[[ Records open ]]
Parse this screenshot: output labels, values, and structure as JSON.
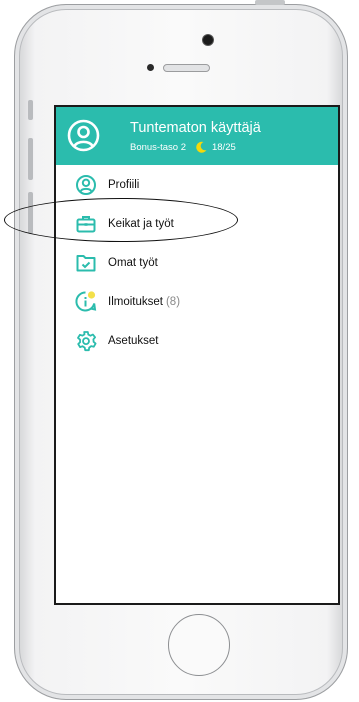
{
  "header": {
    "user_name": "Tuntematon käyttäjä",
    "bonus_level": "Bonus-taso 2",
    "bonus_progress": "18/25",
    "accent_color": "#2bbcad",
    "moon_color": "#f5d90a"
  },
  "menu": {
    "items": [
      {
        "label": "Profiili",
        "icon": "user-circle-icon"
      },
      {
        "label": "Keikat ja työt",
        "icon": "briefcase-icon"
      },
      {
        "label": "Omat työt",
        "icon": "folder-check-icon"
      },
      {
        "label": "Ilmoitukset",
        "count": "(8)",
        "icon": "info-notification-icon"
      },
      {
        "label": "Asetukset",
        "icon": "gear-icon"
      }
    ]
  }
}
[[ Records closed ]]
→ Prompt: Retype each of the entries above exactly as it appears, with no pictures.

→ Answer for the task:
Parse this screenshot: output labels, values, and structure as JSON.
{
  "header": {
    "user_name": "Tuntematon käyttäjä",
    "bonus_level": "Bonus-taso 2",
    "bonus_progress": "18/25",
    "accent_color": "#2bbcad",
    "moon_color": "#f5d90a"
  },
  "menu": {
    "items": [
      {
        "label": "Profiili",
        "icon": "user-circle-icon"
      },
      {
        "label": "Keikat ja työt",
        "icon": "briefcase-icon"
      },
      {
        "label": "Omat työt",
        "icon": "folder-check-icon"
      },
      {
        "label": "Ilmoitukset",
        "count": "(8)",
        "icon": "info-notification-icon"
      },
      {
        "label": "Asetukset",
        "icon": "gear-icon"
      }
    ]
  }
}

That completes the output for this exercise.